The data —
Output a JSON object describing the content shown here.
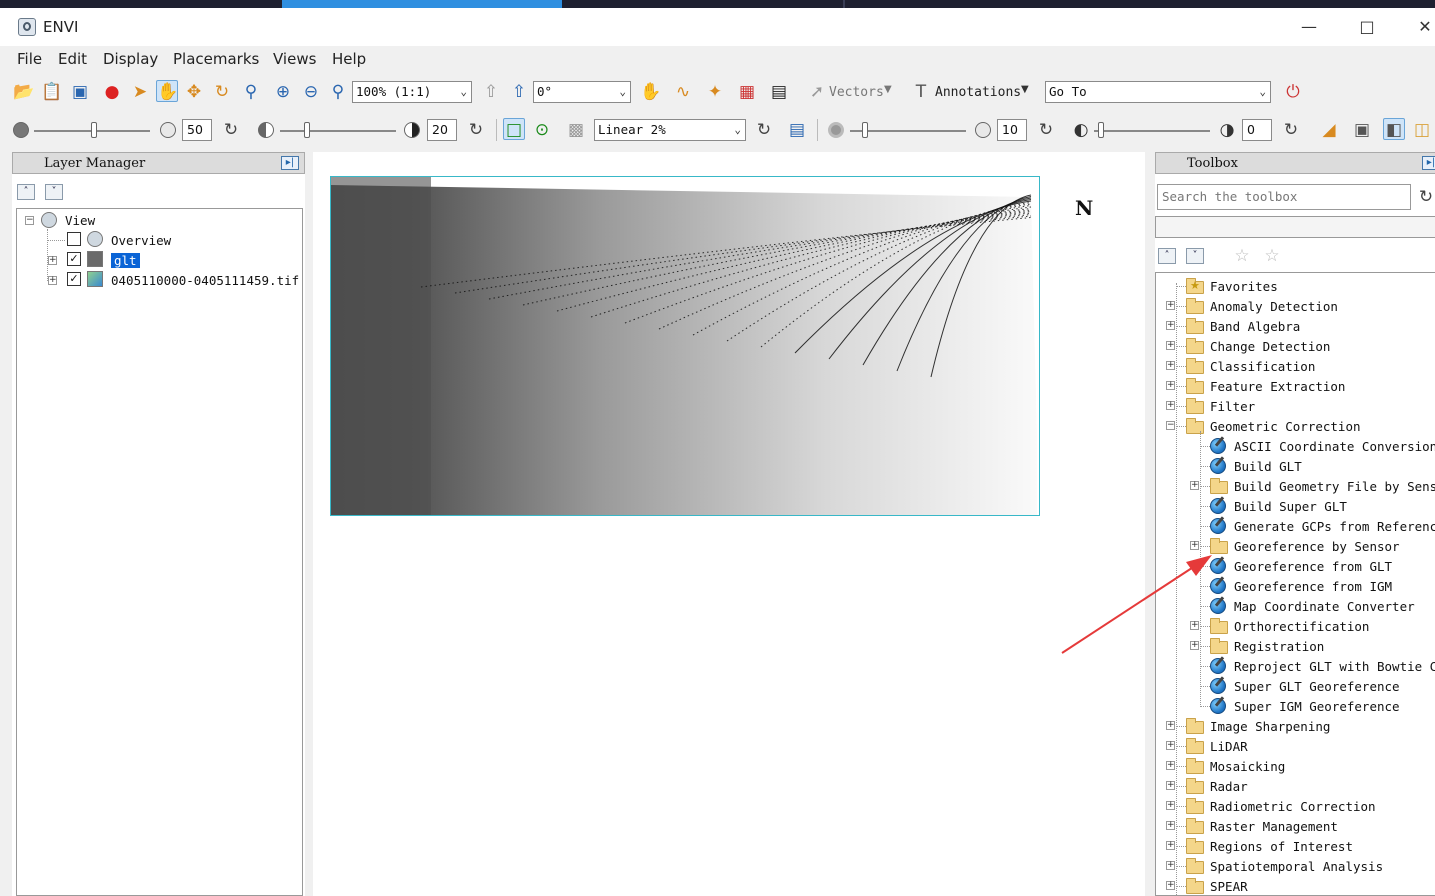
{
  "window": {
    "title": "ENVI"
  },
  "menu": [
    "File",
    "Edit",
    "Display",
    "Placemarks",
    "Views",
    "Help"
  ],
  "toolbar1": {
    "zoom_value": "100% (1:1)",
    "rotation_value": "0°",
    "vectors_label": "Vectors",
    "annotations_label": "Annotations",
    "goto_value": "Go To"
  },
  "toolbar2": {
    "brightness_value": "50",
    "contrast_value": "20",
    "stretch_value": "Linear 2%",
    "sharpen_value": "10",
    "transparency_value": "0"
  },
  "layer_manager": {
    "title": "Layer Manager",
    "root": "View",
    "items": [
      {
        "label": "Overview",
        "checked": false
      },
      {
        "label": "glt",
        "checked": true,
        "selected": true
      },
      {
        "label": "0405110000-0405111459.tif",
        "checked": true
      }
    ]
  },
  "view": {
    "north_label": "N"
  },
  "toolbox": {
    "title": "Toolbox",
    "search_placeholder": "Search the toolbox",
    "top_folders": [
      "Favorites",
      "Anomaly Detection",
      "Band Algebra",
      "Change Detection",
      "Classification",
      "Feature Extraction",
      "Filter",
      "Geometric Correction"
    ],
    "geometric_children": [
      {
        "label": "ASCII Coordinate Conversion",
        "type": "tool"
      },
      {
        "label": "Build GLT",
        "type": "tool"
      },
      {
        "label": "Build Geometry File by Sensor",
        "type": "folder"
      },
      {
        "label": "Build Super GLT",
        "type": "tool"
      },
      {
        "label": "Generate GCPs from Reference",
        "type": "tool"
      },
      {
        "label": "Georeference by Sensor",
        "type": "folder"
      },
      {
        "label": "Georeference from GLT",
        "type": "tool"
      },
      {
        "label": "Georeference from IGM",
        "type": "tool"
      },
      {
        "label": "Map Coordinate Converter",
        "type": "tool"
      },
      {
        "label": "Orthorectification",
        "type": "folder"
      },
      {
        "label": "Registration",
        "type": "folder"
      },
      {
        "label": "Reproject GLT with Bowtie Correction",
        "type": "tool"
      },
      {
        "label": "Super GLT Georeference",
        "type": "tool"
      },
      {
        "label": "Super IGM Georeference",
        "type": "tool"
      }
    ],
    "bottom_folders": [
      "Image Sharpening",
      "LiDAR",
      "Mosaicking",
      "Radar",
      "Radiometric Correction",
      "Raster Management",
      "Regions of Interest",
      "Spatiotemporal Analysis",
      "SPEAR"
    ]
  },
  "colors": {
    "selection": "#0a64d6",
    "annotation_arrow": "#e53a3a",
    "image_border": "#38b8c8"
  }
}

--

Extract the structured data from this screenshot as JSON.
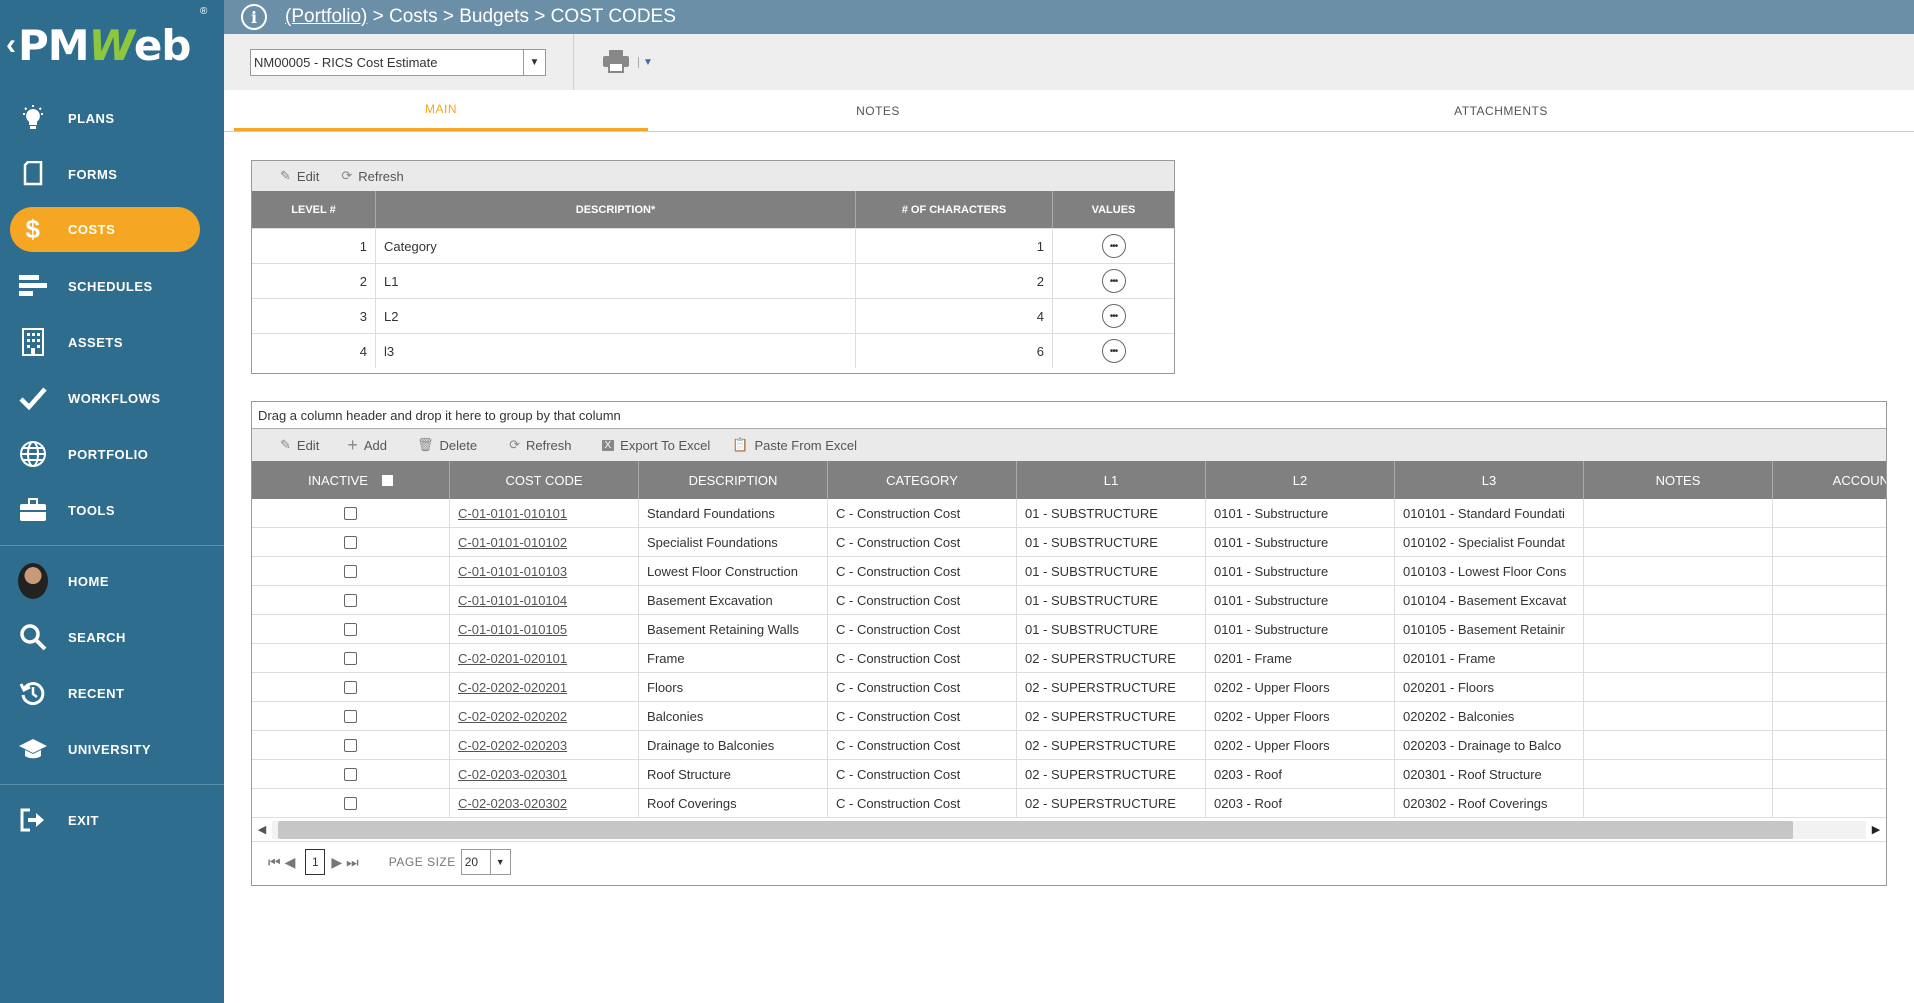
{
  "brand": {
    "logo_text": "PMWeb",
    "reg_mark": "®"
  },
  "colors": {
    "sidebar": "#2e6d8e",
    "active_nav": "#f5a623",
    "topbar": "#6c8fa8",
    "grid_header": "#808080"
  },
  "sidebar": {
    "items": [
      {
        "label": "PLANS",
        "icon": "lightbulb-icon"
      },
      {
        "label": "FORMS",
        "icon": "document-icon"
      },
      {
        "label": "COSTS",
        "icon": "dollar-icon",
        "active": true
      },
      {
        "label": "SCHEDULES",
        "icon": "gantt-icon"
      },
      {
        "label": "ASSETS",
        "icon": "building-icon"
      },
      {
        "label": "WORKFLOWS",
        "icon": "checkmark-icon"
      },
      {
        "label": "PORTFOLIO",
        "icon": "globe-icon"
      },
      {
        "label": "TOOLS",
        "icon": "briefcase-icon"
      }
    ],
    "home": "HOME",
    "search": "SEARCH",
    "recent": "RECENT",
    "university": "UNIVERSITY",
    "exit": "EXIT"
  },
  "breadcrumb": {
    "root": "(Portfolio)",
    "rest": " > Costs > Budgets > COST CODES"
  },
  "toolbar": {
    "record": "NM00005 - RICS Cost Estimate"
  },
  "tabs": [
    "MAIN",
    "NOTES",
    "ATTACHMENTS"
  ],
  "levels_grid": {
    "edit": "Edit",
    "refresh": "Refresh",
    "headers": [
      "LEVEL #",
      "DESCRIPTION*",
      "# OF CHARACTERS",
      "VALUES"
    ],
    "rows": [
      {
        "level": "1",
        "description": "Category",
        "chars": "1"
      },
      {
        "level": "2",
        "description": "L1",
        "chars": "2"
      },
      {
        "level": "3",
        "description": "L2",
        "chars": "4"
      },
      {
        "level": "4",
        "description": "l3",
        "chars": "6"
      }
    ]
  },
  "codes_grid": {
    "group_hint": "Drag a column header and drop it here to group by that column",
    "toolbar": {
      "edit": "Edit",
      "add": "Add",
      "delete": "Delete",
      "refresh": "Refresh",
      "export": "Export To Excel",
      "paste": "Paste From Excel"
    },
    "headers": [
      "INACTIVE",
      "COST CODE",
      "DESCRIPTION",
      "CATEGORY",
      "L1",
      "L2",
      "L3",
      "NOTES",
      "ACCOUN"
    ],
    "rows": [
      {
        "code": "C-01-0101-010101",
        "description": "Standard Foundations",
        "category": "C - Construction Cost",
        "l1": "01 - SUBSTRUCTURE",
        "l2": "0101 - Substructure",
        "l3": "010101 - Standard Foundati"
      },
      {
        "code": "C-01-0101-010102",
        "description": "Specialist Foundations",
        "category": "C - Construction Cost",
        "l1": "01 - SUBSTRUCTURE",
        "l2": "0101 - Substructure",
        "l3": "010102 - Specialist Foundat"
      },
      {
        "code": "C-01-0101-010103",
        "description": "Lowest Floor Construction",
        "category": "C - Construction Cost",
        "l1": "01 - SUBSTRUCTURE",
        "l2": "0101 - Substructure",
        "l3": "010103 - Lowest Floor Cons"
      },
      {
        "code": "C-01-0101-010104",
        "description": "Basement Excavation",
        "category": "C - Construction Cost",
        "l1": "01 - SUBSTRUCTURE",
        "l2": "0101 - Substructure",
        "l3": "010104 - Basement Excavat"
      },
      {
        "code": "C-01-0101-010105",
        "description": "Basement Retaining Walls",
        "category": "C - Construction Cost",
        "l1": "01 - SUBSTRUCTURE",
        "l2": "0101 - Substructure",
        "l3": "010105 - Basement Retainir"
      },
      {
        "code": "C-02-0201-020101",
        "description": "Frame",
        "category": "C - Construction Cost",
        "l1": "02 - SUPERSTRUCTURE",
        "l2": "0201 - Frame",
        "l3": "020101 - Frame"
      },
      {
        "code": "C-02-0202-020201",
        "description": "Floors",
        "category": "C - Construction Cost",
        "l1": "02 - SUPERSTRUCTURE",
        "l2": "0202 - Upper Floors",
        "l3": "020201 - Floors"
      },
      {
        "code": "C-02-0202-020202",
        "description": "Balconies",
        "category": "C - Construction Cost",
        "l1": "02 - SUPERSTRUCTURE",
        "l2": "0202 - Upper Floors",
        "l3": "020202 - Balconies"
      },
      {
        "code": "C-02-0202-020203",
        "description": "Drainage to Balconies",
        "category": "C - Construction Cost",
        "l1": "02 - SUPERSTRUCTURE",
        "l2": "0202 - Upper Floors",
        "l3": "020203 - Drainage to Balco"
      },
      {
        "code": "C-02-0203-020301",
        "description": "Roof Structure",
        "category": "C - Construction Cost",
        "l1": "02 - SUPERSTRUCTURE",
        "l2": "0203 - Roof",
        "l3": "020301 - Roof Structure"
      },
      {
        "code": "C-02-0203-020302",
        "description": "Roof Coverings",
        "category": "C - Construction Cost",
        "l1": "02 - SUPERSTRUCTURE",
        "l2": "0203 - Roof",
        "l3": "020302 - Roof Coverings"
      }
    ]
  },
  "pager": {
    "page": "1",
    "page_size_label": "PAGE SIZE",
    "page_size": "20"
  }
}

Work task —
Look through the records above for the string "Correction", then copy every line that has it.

Answer for this exercise —
      "Geometric Correction"
        "label": "Reproject GLT with Bowtie Correction",
      "Radiometric Correction",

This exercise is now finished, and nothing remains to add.